Sharing information among multiple learning agents can accelerate learning. It could be particularly useful if learners operate in continuously changing environments, because a learner could benefit from previous experience of another learner to adapt to their new environment. Such group-adaptive learning has numerous applications, from predicting financial time-series, through content recommendation systems, to visual understanding for adaptive autonomous agents.
Here we address the problem in the context of online adaptive learning. We formally define the learning settings of group online adaptive learning (GOAL) and derive an algorithm (SOAL) to address it. SOAL avoids modeling explicitly or their dynamics, and instead shares information continuously. The key idea is that learners share a common small pool of experts, which they can use in a weighted adaptive way.We define group adaptive regret and prove that SOAL maintains known bounds on the adaptive regret obtained for single adaptive learners. Furthermore, it quickly adapts when presented with scenes that are related to scenes shared by other learners.
We demonstrate the benefits of the approach for two domains: vision and text. First, in the visual domain, we study a visual navigation task where a robot learns to navigate based on outdoor video scenes. We show how navigation can improve when knowledge from other robots in related scenes is available. Second, in the text domain, we create a new dataset for the task of assigning submitted papers to relevant editors. This is, inherently, an adaptive learning task due to the dynamic nature of research fields evolving in time. We show how learning to assign editors improves when knowledge from other editors is available.

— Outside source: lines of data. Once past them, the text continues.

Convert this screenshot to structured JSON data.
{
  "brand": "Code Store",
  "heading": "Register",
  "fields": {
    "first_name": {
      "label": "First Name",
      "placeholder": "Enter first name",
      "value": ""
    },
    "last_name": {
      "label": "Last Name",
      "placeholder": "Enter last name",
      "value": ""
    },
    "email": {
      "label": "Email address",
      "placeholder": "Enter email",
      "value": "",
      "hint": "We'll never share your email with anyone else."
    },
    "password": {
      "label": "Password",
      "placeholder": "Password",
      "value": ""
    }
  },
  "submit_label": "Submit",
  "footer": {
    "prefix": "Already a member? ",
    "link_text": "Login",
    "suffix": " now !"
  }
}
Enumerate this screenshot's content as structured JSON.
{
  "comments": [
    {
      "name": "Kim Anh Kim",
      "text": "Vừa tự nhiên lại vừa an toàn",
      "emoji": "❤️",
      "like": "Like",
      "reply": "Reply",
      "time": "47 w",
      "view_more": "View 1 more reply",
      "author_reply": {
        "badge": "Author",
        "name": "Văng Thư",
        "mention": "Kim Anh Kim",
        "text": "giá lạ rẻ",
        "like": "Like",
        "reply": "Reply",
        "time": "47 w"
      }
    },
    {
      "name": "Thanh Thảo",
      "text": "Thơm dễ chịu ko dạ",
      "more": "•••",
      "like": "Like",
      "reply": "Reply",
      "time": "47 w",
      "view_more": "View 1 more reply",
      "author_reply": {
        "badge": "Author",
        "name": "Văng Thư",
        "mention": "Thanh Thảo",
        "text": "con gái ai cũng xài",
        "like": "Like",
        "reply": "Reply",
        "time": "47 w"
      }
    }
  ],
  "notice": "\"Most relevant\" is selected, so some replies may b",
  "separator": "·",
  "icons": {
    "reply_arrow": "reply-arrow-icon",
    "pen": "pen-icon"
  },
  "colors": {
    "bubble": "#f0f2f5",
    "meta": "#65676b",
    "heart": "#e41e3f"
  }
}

Together, these results demonstrate the benefits for sharing information across learners in concurrently changing environments.